_Exercise details_
Lines below that include "Save" are the answer; copy each one.

>>>

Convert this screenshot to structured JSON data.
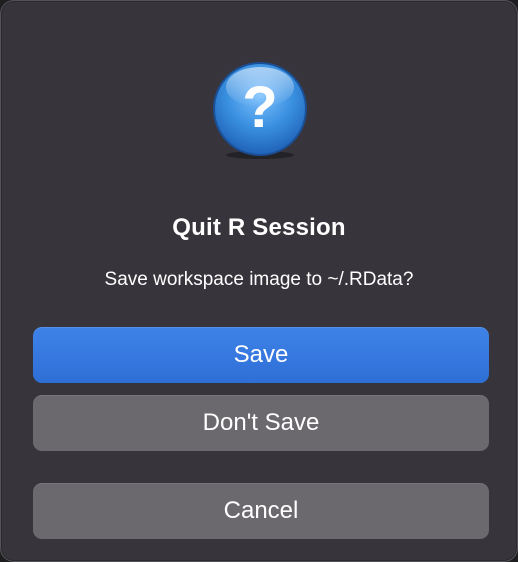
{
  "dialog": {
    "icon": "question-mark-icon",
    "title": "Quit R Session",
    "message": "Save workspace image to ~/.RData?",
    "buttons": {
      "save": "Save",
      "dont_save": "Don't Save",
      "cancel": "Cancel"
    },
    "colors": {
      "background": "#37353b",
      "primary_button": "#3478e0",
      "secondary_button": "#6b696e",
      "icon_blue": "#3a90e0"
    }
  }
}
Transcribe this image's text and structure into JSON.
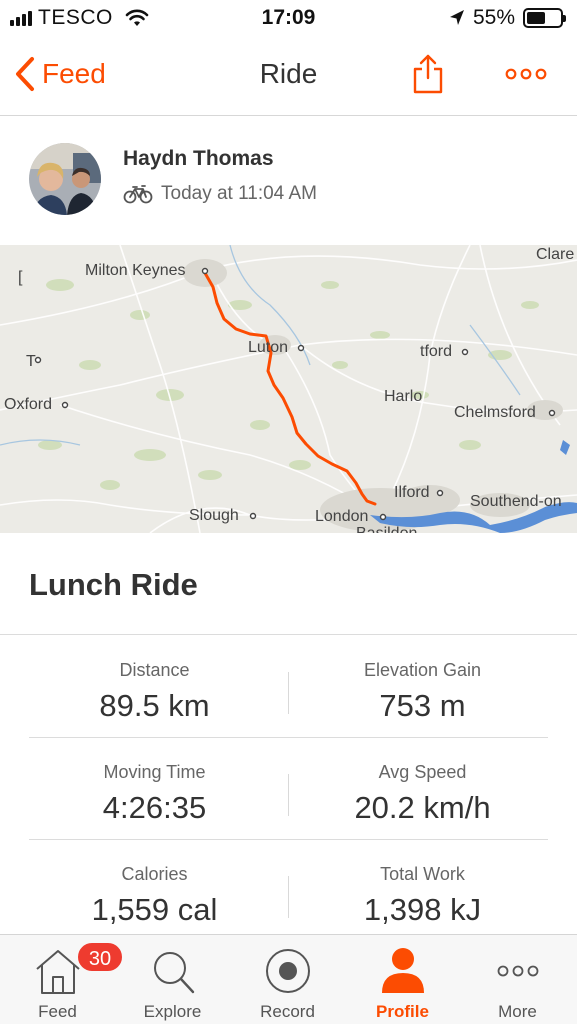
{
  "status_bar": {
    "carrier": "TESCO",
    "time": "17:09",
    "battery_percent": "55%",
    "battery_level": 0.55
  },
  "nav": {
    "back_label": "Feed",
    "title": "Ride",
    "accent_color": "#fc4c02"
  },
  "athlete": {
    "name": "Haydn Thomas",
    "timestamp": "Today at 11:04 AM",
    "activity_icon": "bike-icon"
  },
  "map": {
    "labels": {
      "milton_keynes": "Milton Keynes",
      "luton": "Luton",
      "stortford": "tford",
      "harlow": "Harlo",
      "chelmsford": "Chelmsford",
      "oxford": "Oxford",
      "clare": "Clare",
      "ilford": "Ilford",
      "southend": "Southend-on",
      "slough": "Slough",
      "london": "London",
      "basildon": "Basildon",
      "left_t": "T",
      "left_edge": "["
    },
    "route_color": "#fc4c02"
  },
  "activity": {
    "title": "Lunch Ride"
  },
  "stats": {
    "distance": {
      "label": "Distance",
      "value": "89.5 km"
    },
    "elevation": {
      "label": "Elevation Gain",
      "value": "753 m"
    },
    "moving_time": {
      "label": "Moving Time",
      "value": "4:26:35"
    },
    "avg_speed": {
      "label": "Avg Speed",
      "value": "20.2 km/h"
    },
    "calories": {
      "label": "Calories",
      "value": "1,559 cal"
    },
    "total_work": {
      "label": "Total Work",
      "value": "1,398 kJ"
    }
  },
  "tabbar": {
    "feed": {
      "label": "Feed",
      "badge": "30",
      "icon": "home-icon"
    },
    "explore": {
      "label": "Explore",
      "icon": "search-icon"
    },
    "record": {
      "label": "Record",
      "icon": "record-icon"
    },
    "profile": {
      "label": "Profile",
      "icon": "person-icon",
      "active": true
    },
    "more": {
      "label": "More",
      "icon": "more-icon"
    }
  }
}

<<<
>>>

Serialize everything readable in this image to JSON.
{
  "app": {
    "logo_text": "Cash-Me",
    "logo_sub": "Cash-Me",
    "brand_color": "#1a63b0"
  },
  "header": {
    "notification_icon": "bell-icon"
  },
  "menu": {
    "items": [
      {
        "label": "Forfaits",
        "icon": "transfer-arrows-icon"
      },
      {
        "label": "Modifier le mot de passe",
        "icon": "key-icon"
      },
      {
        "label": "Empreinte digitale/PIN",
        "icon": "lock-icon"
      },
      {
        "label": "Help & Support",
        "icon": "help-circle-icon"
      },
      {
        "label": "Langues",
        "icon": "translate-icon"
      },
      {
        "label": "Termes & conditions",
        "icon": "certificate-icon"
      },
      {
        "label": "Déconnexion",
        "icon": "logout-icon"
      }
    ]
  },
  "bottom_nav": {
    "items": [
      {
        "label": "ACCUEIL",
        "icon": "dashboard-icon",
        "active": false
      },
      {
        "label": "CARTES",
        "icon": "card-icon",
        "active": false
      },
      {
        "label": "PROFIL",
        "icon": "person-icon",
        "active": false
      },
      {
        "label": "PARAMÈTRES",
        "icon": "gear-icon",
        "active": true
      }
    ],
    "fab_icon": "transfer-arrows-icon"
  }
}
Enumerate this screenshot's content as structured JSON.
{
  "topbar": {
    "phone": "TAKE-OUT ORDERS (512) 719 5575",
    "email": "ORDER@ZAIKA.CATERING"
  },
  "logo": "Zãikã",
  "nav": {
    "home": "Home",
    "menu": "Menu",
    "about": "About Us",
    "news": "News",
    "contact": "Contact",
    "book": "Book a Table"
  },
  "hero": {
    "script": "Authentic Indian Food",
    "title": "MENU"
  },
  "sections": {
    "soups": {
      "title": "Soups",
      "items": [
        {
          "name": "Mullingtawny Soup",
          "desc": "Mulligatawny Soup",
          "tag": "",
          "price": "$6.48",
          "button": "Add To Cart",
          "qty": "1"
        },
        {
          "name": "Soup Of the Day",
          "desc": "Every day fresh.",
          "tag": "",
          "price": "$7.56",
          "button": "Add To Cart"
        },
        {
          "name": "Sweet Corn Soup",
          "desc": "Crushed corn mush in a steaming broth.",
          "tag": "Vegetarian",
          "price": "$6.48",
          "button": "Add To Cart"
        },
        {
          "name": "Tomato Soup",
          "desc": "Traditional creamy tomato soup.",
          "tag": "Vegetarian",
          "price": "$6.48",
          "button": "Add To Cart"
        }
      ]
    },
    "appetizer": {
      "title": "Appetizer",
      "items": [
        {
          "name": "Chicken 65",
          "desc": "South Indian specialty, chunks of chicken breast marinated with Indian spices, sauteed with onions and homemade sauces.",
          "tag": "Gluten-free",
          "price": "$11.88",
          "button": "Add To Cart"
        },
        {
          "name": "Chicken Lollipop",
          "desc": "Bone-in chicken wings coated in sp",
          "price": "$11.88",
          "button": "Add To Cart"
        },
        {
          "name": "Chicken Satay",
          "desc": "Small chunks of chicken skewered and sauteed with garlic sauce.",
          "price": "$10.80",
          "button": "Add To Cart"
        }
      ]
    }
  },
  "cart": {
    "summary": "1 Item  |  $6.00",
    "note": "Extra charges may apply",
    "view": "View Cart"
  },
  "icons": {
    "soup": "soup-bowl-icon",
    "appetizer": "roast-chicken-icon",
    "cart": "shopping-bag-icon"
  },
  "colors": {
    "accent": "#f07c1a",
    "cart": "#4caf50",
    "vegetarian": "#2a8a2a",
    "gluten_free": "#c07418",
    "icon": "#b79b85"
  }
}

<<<

_Answer_
    "message": "Save workspace image to ~/.RData?",
      "save": "Save",
      "dont_save": "Don't Save",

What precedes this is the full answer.